#### [Task details]
Write all of the entries out again exactly, but not the images.

#### [Given information]
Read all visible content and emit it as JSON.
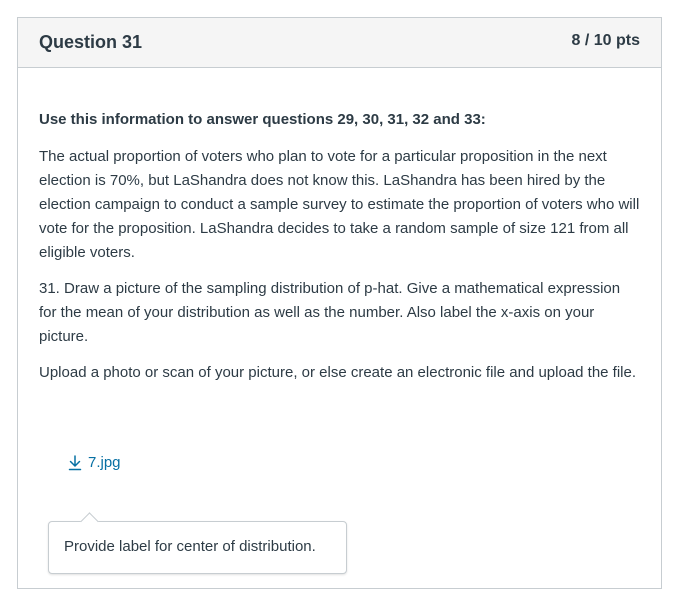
{
  "question": {
    "title": "Question 31",
    "points": "8 / 10 pts"
  },
  "body": {
    "intro": "Use this information to answer questions 29, 30, 31, 32 and 33:",
    "context": "The actual proportion of voters who plan to vote for a particular proposition in the next election is 70%, but LaShandra does not know this.  LaShandra has been hired by the election campaign to conduct a sample survey to estimate the proportion of voters who will vote for the proposition.  LaShandra decides to take a random sample of size 121 from all eligible voters.",
    "prompt": "31.  Draw a picture of the sampling distribution of p-hat.  Give a mathematical expression for the mean of your distribution as well as the number.  Also label the x-axis on your picture.",
    "instructions": "Upload a photo or scan of your picture, or else create an electronic file and upload the file."
  },
  "attachment": {
    "icon": "download-icon",
    "filename": "7.jpg"
  },
  "comment": {
    "text": "Provide label for center of distribution."
  },
  "colors": {
    "link": "#0770a3",
    "text": "#2d3b45",
    "header_bg": "#f5f5f5",
    "border": "#c7cdd1"
  }
}
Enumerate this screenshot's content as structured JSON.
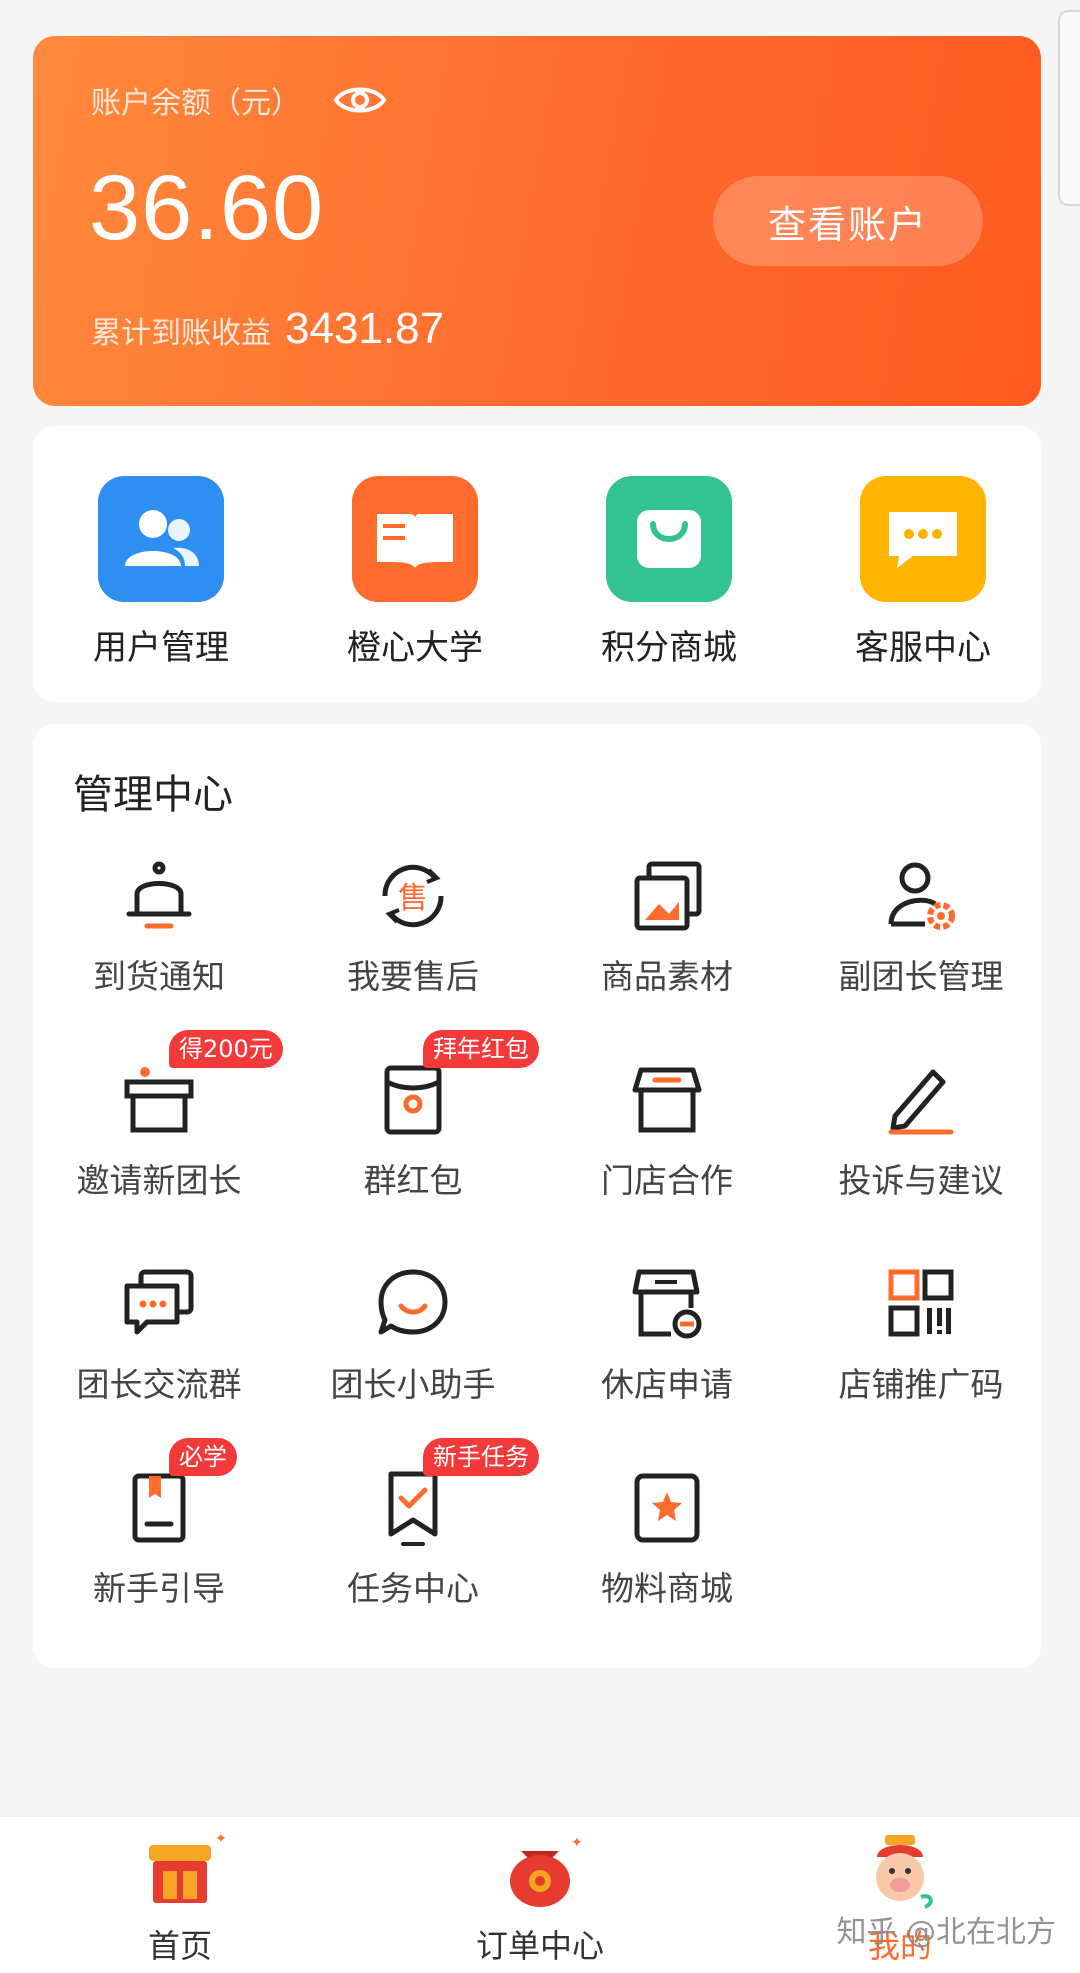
{
  "account": {
    "balance_label": "账户余额（元）",
    "balance": "36.60",
    "view_account": "查看账户",
    "cumulative_label": "累计到账收益",
    "cumulative_value": "3431.87"
  },
  "shortcuts": [
    {
      "label": "用户管理",
      "icon": "users-icon",
      "color": "#2f8ff0"
    },
    {
      "label": "橙心大学",
      "icon": "book-icon",
      "color": "#ff6b2c"
    },
    {
      "label": "积分商城",
      "icon": "shopping-bag-icon",
      "color": "#33c291"
    },
    {
      "label": "客服中心",
      "icon": "chat-icon",
      "color": "#ffb400"
    }
  ],
  "management": {
    "title": "管理中心",
    "items": [
      {
        "label": "到货通知",
        "icon": "bell-icon"
      },
      {
        "label": "我要售后",
        "icon": "after-sale-icon",
        "glyph": "售"
      },
      {
        "label": "商品素材",
        "icon": "gallery-icon"
      },
      {
        "label": "副团长管理",
        "icon": "user-gear-icon"
      },
      {
        "label": "邀请新团长",
        "icon": "gift-box-icon",
        "badge": "得200元"
      },
      {
        "label": "群红包",
        "icon": "red-envelope-icon",
        "badge": "拜年红包"
      },
      {
        "label": "门店合作",
        "icon": "store-icon"
      },
      {
        "label": "投诉与建议",
        "icon": "pen-icon"
      },
      {
        "label": "团长交流群",
        "icon": "group-chat-icon"
      },
      {
        "label": "团长小助手",
        "icon": "assistant-chat-icon"
      },
      {
        "label": "休店申请",
        "icon": "store-closed-icon"
      },
      {
        "label": "店铺推广码",
        "icon": "qr-code-icon"
      },
      {
        "label": "新手引导",
        "icon": "guide-book-icon",
        "badge": "必学"
      },
      {
        "label": "任务中心",
        "icon": "task-bookmark-icon",
        "badge": "新手任务"
      },
      {
        "label": "物料商城",
        "icon": "star-box-icon"
      }
    ]
  },
  "nav": [
    {
      "label": "首页",
      "icon": "home-shop-icon"
    },
    {
      "label": "订单中心",
      "icon": "order-bag-icon"
    },
    {
      "label": "我的",
      "icon": "mascot-avatar-icon",
      "active": true
    }
  ],
  "watermark": "知乎 @北在北方",
  "colors": {
    "accent": "#ff6a2d",
    "badge": "#f23a3a"
  }
}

#### [Problem solution]
Read all visible content and emit it as JSON.
{
  "question": {
    "title": "Question 31",
    "points": "8 / 10 pts"
  },
  "body": {
    "intro": "Use this information to answer questions 29, 30, 31, 32 and 33:",
    "context": "The actual proportion of voters who plan to vote for a particular proposition in the next election is 70%, but LaShandra does not know this.  LaShandra has been hired by the election campaign to conduct a sample survey to estimate the proportion of voters who will vote for the proposition.  LaShandra decides to take a random sample of size 121 from all eligible voters.",
    "prompt": "31.  Draw a picture of the sampling distribution of p-hat.  Give a mathematical expression for the mean of your distribution as well as the number.  Also label the x-axis on your picture.",
    "instructions": "Upload a photo or scan of your picture, or else create an electronic file and upload the file."
  },
  "attachment": {
    "icon": "download-icon",
    "filename": "7.jpg"
  },
  "comment": {
    "text": "Provide label for center of distribution."
  },
  "colors": {
    "link": "#0770a3",
    "text": "#2d3b45",
    "header_bg": "#f5f5f5",
    "border": "#c7cdd1"
  }
}
Enumerate this screenshot's content as structured JSON.
{
  "account": {
    "balance_label": "账户余额（元）",
    "balance": "36.60",
    "view_account": "查看账户",
    "cumulative_label": "累计到账收益",
    "cumulative_value": "3431.87"
  },
  "shortcuts": [
    {
      "label": "用户管理",
      "icon": "users-icon",
      "color": "#2f8ff0"
    },
    {
      "label": "橙心大学",
      "icon": "book-icon",
      "color": "#ff6b2c"
    },
    {
      "label": "积分商城",
      "icon": "shopping-bag-icon",
      "color": "#33c291"
    },
    {
      "label": "客服中心",
      "icon": "chat-icon",
      "color": "#ffb400"
    }
  ],
  "management": {
    "title": "管理中心",
    "items": [
      {
        "label": "到货通知",
        "icon": "bell-icon"
      },
      {
        "label": "我要售后",
        "icon": "after-sale-icon",
        "glyph": "售"
      },
      {
        "label": "商品素材",
        "icon": "gallery-icon"
      },
      {
        "label": "副团长管理",
        "icon": "user-gear-icon"
      },
      {
        "label": "邀请新团长",
        "icon": "gift-box-icon",
        "badge": "得200元"
      },
      {
        "label": "群红包",
        "icon": "red-envelope-icon",
        "badge": "拜年红包"
      },
      {
        "label": "门店合作",
        "icon": "store-icon"
      },
      {
        "label": "投诉与建议",
        "icon": "pen-icon"
      },
      {
        "label": "团长交流群",
        "icon": "group-chat-icon"
      },
      {
        "label": "团长小助手",
        "icon": "assistant-chat-icon"
      },
      {
        "label": "休店申请",
        "icon": "store-closed-icon"
      },
      {
        "label": "店铺推广码",
        "icon": "qr-code-icon"
      },
      {
        "label": "新手引导",
        "icon": "guide-book-icon",
        "badge": "必学"
      },
      {
        "label": "任务中心",
        "icon": "task-bookmark-icon",
        "badge": "新手任务"
      },
      {
        "label": "物料商城",
        "icon": "star-box-icon"
      }
    ]
  },
  "nav": [
    {
      "label": "首页",
      "icon": "home-shop-icon"
    },
    {
      "label": "订单中心",
      "icon": "order-bag-icon"
    },
    {
      "label": "我的",
      "icon": "mascot-avatar-icon",
      "active": true
    }
  ],
  "watermark": "知乎 @北在北方",
  "colors": {
    "accent": "#ff6a2d",
    "badge": "#f23a3a"
  }
}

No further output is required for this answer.